A ten-minute drive south is Loch Stiapabhat local nature reserve, and its observatory is the perfect place to view some wonderful wildlife. Further south, on the east coast, lies Garry Beach, which features wonderful sands with immense rock formations.

The perfect place to stay on Lewis is in its largest town, Stornoway, and why not do so in style at Lews Castle, a 19th century building with views of the ocean, and a 15-minute walk from the town centre. During your visit, be sure to try fresh local seafood at Harbour Kitchen, or enjoy a meal with entertainment at An Lanntair arts centre.

Loch Bay Restaurant, Skye

On the north west coast of Skye’s Waternish peninsula is the Michelin-starred Loch Bay restaurant. It earned the star recently, in 2018, through its welcoming environment and magnificent modern Scottish menu.

If you want to embrace the Coasts and Waters theme, Loch Bay offers a seafood degustation that allows the sampling of the very best fresh Scottish seafood. A three-course meal is also available though, with meat, fish, and vegetarian options.

Loch Bay is right on the seafront in the quiet village of Stein, creating a relaxing environment that transfers into the comfortable and casual restaurant.


What better way to explore the waters of Scotland than by diving below the surface? There are many opportunities to do so across the country, even for those with no experience at all.

Why not start in the beautiful town of Oban, where diving lessons are on offer at the Puffin Dive Centre? One-on-one training sessions are available for beginners, but if you enjoy the experience then they do advanced courses as well.

Once the training’s done, the world is your oyster. The Puffin Dive Centre offers trips to the Sound of Mull and Garvellachs; you can uncover sunken warships at Scapa Flow in Orkney; and swim through underwater arches at St Abbs.

Aberdeen Beach

A lot of these amazing lochs and coasts are far off the beaten path, but Aberdeen Beach provides the perfect blend of busy and beauty. Over three kilometres of sand stretches from Aberdeen harbour to the River Don’s mouth, all within walking distance of the city.

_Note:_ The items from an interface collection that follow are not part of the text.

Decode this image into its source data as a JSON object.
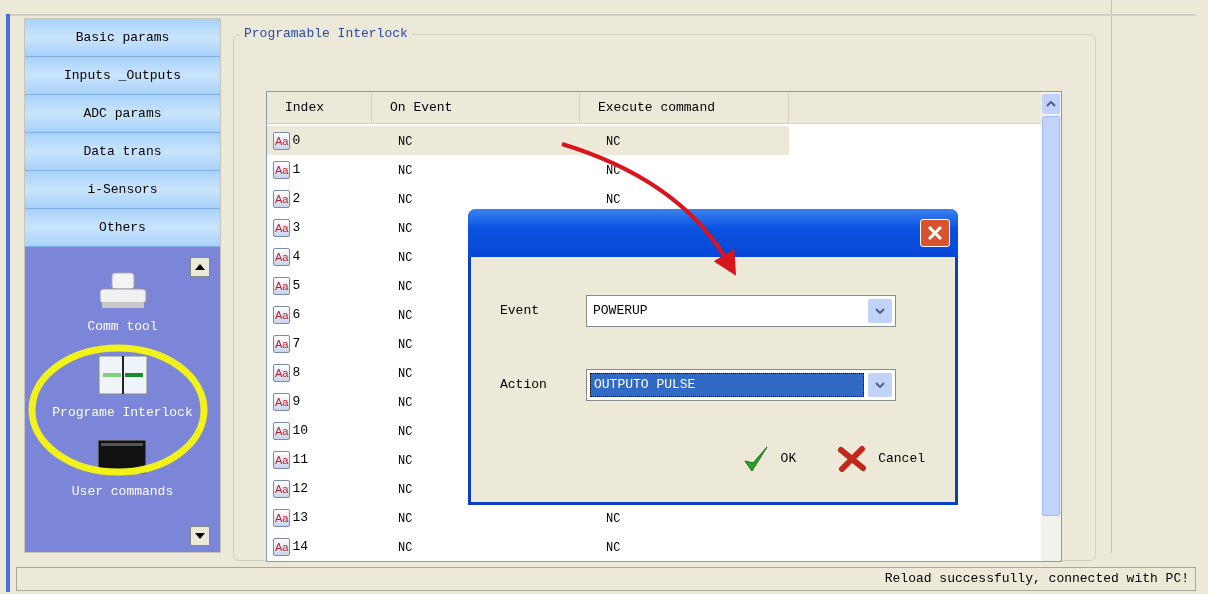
{
  "sidebar": {
    "categories": [
      {
        "label": "Basic params"
      },
      {
        "label": "Inputs _Outputs"
      },
      {
        "label": "ADC params"
      },
      {
        "label": "Data trans"
      },
      {
        "label": "i-Sensors"
      },
      {
        "label": "Others"
      }
    ],
    "tools": [
      {
        "label": "Comm tool",
        "kind": "printer"
      },
      {
        "label": "Programe Interlock",
        "kind": "interlock"
      },
      {
        "label": "User commands",
        "kind": "terminal"
      }
    ]
  },
  "group": {
    "title": "Programable Interlock"
  },
  "table": {
    "columns": [
      "Index",
      "On Event",
      "Execute command"
    ],
    "rows": [
      {
        "icon_text": "Aa",
        "index": "0",
        "on_event": "NC",
        "execute_command": "NC",
        "selected": true
      },
      {
        "icon_text": "Aa",
        "index": "1",
        "on_event": "NC",
        "execute_command": "NC",
        "selected": false
      },
      {
        "icon_text": "Aa",
        "index": "2",
        "on_event": "NC",
        "execute_command": "NC",
        "selected": false
      },
      {
        "icon_text": "Aa",
        "index": "3",
        "on_event": "NC",
        "selected": false
      },
      {
        "icon_text": "Aa",
        "index": "4",
        "on_event": "NC",
        "selected": false
      },
      {
        "icon_text": "Aa",
        "index": "5",
        "on_event": "NC",
        "selected": false
      },
      {
        "icon_text": "Aa",
        "index": "6",
        "on_event": "NC",
        "selected": false
      },
      {
        "icon_text": "Aa",
        "index": "7",
        "on_event": "NC",
        "selected": false
      },
      {
        "icon_text": "Aa",
        "index": "8",
        "on_event": "NC",
        "selected": false
      },
      {
        "icon_text": "Aa",
        "index": "9",
        "on_event": "NC",
        "selected": false
      },
      {
        "icon_text": "Aa",
        "index": "10",
        "on_event": "NC",
        "selected": false
      },
      {
        "icon_text": "Aa",
        "index": "11",
        "on_event": "NC",
        "selected": false
      },
      {
        "icon_text": "Aa",
        "index": "12",
        "on_event": "NC",
        "selected": false
      },
      {
        "icon_text": "Aa",
        "index": "13",
        "on_event": "NC",
        "execute_command": "NC",
        "selected": false
      },
      {
        "icon_text": "Aa",
        "index": "14",
        "on_event": "NC",
        "execute_command": "NC",
        "selected": false
      }
    ]
  },
  "dialog": {
    "fields": [
      {
        "label": "Event",
        "value": "POWERUP",
        "selected": false
      },
      {
        "label": "Action",
        "value": "OUTPUTO PULSE",
        "selected": true
      }
    ],
    "buttons": [
      {
        "label": "OK",
        "kind": "ok"
      },
      {
        "label": "Cancel",
        "kind": "cancel"
      }
    ]
  },
  "status_bar": {
    "text": "Reload successfully, connected with PC!"
  }
}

Close to the harbour sits Footdee, a quiet former fishing village that seems worlds away from the rest of the busy city. The quirky streets are oozing with personality and well worth seeing yet not well known, making it one of Scotland’s best kept secrets.

The more obvious attractions are here too though: a leisure centre, fun fair, retail park, and of course a wide selection of cafés and restaurants. For good food right on the beachfront, try Sand Dollar Café or The Pier.

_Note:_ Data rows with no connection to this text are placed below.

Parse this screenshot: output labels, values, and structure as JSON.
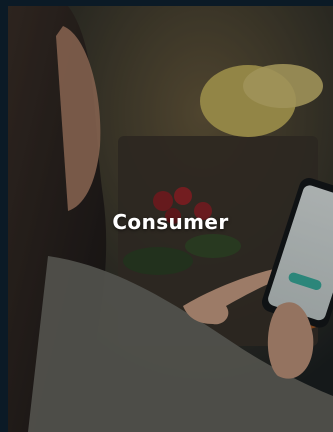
{
  "tile": {
    "title": "Consumer",
    "background_scene": "woman-using-smartphone-near-groceries"
  },
  "colors": {
    "page_background": "#0b1a26",
    "title_text": "#ffffff",
    "phone_accent": "#3ab5a3"
  }
}
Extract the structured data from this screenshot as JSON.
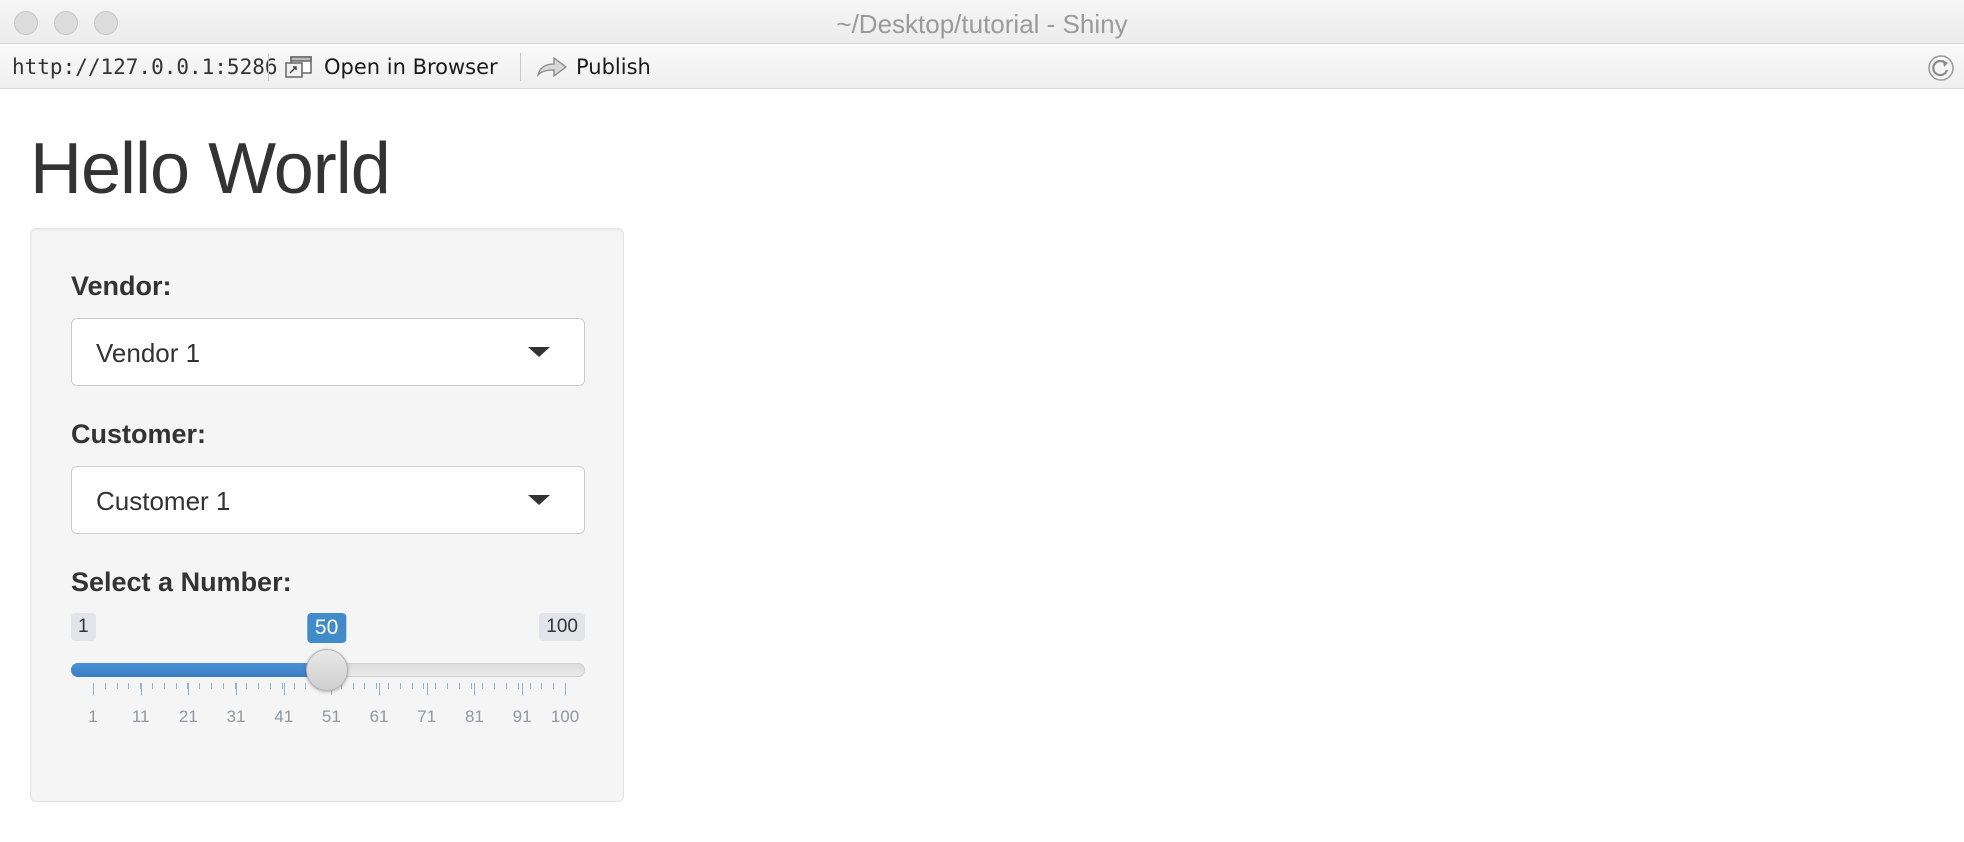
{
  "window": {
    "title": "~/Desktop/tutorial - Shiny"
  },
  "toolbar": {
    "url": "http://127.0.0.1:5286",
    "open_in_browser_label": "Open in Browser",
    "publish_label": "Publish"
  },
  "page": {
    "title": "Hello World"
  },
  "controls": {
    "vendor": {
      "label": "Vendor:",
      "value": "Vendor 1"
    },
    "customer": {
      "label": "Customer:",
      "value": "Customer 1"
    },
    "number": {
      "label": "Select a Number:",
      "min": 1,
      "max": 100,
      "value": 50,
      "min_label": "1",
      "max_label": "100",
      "value_label": "50",
      "tick_labels": [
        "1",
        "11",
        "21",
        "31",
        "41",
        "51",
        "61",
        "71",
        "81",
        "91",
        "100"
      ],
      "color": "#428bca"
    }
  }
}
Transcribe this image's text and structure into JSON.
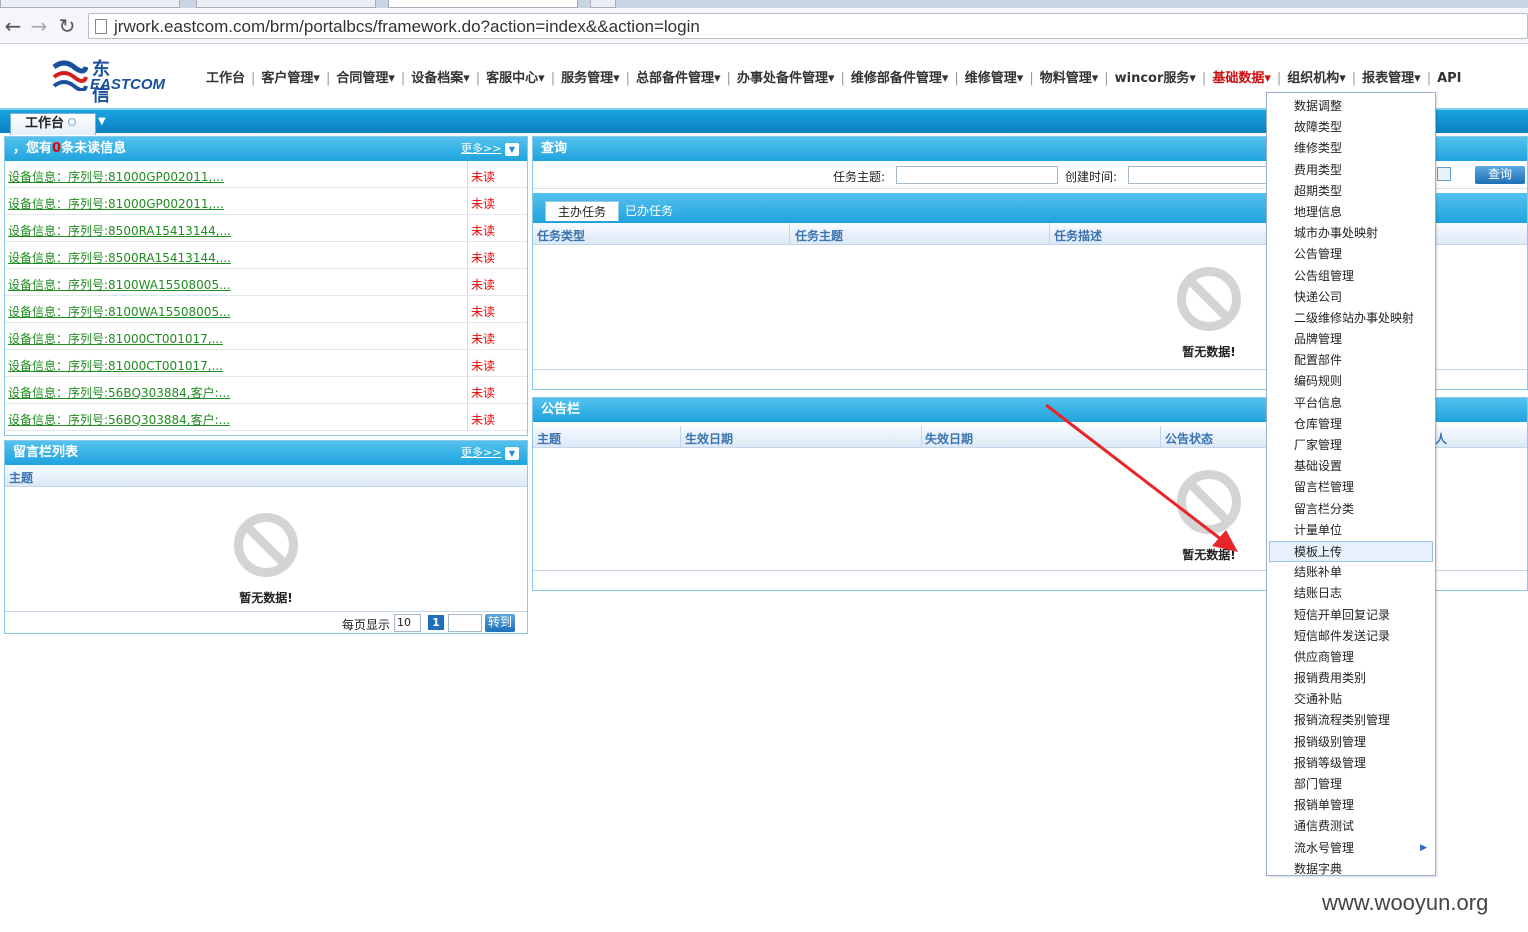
{
  "browser": {
    "url": "jrwork.eastcom.com/brm/portalbcs/framework.do?action=index&&action=login"
  },
  "app": {
    "logo_cn": "东信",
    "logo_en": "EASTCOM",
    "nav": [
      {
        "label": "工作台"
      },
      {
        "label": "客户管理▾"
      },
      {
        "label": "合同管理▾"
      },
      {
        "label": "设备档案▾"
      },
      {
        "label": "客服中心▾"
      },
      {
        "label": "服务管理▾"
      },
      {
        "label": "总部备件管理▾"
      },
      {
        "label": "办事处备件管理▾"
      },
      {
        "label": "维修部备件管理▾"
      },
      {
        "label": "维修管理▾"
      },
      {
        "label": "物料管理▾"
      },
      {
        "label": "wincor服务▾"
      },
      {
        "label": "基础数据▾"
      },
      {
        "label": "组织机构▾"
      },
      {
        "label": "报表管理▾"
      },
      {
        "label": "API"
      }
    ],
    "active_nav_color": "#cc1111"
  },
  "workbar": {
    "tab_label": "工作台"
  },
  "messages": {
    "title_prefix": "，您有",
    "count": "0",
    "title_suffix": "条未读信息",
    "more": "更多>>",
    "rows": [
      {
        "text": "设备信息：序列号:81000GP002011,...",
        "status": "未读"
      },
      {
        "text": "设备信息：序列号:81000GP002011,...",
        "status": "未读"
      },
      {
        "text": "设备信息：序列号:8500RA15413144,...",
        "status": "未读"
      },
      {
        "text": "设备信息：序列号:8500RA15413144,...",
        "status": "未读"
      },
      {
        "text": "设备信息：序列号:8100WA15508005...",
        "status": "未读"
      },
      {
        "text": "设备信息：序列号:8100WA15508005...",
        "status": "未读"
      },
      {
        "text": "设备信息：序列号:81000CT001017,...",
        "status": "未读"
      },
      {
        "text": "设备信息：序列号:81000CT001017,...",
        "status": "未读"
      },
      {
        "text": "设备信息：序列号:56BQ303884,客户:...",
        "status": "未读"
      },
      {
        "text": "设备信息：序列号:56BQ303884,客户:...",
        "status": "未读"
      }
    ]
  },
  "guestbook": {
    "title": "留言栏列表",
    "more": "更多>>",
    "col_subject": "主题",
    "nodata": "暂无数据!",
    "per_page_label": "每页显示",
    "per_page_value": "10",
    "page_num": "1",
    "goto_label": "转到"
  },
  "query": {
    "title": "查询",
    "task_subject_label": "任务主题:",
    "created_time_label": "创建时间:",
    "search_button": "查询",
    "tabs": [
      "主办任务",
      "已办任务"
    ],
    "columns": [
      "任务类型",
      "任务主题",
      "任务描述"
    ],
    "nodata": "暂无数据!"
  },
  "notice": {
    "title": "公告栏",
    "columns": [
      "主题",
      "生效日期",
      "失效日期",
      "公告状态"
    ],
    "col_tail": "人",
    "nodata": "暂无数据!"
  },
  "dropdown": {
    "hover_index": 21,
    "items": [
      "数据调整",
      "故障类型",
      "维修类型",
      "费用类型",
      "超期类型",
      "地理信息",
      "城市办事处映射",
      "公告管理",
      "公告组管理",
      "快递公司",
      "二级维修站办事处映射",
      "品牌管理",
      "配置部件",
      "编码规则",
      "平台信息",
      "仓库管理",
      "厂家管理",
      "基础设置",
      "留言栏管理",
      "留言栏分类",
      "计量单位",
      "模板上传",
      "结账补单",
      "结账日志",
      "短信开单回复记录",
      "短信邮件发送记录",
      "供应商管理",
      "报销费用类别",
      "交通补贴",
      "报销流程类别管理",
      "报销级别管理",
      "报销等级管理",
      "部门管理",
      "报销单管理",
      "通信费测试",
      "流水号管理",
      "数据字典"
    ],
    "submenu_item": "流水号管理"
  },
  "watermark": "www.wooyun.org"
}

Loch Ness

Loch Ness is famous for many reasons. The elusive Loch Ness monster is said to roam its waters, and it’s Britain’s largest lake by volume, containing more fresh water than every lake in England and Wales combined.

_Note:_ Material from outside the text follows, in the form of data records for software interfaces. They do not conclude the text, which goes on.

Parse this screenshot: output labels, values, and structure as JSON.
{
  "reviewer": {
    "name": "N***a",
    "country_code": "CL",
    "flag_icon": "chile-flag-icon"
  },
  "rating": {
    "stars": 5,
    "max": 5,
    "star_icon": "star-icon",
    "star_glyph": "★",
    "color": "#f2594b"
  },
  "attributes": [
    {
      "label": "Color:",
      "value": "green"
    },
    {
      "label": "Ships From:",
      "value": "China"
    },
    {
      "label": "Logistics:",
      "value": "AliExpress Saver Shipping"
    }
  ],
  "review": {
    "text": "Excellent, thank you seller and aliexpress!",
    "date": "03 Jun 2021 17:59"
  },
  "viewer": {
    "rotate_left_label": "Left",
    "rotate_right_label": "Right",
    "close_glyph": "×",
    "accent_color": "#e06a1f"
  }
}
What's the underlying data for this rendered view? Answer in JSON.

It’s the lesser known aspects of Loch Ness that make it so special though. Explore some of its walking trails up Meall Fuar-mhonaidh, the highest nearby hill that boasts stunning views of the entire loch, and you can even see Ben Nevis to the south and Inverness to the north.

If you fancy a more relaxed way to see the sights, a number of boat trips run across Loch Ness and to Urquhart Castle.

The perfect place to stay while exploring Loch Ness is the village of Drumnadrochit on its western shore. The Morlea is a homely bed and breakfast right in the town centre, matching the quiet and comfortable atmosphere that Drumnadrochit as a whole provides.

Plockton, Wester Ross

Plockton sits on the shores of Loch Carron, in Wester Ross, with its main street directly overlooking the water and mountains beyond. There are picturesque views at every turn, and bikes and boats are both available to rent to fully explore the area.

The village itself is utterly charming. The general store sells everything you’d need day by day; the Studio artist’s gallery sells local crafts, art, and jewellery; and the latest newspapers, magazines and a selection of gifts are available at the paper shop. You can even buy freshly caught seafood at the pier each day when the boats come in.

It’s no wonder that Plockton earned the nickname: The Jewel of the Highlands and was the star of TV show Hamish Macbeth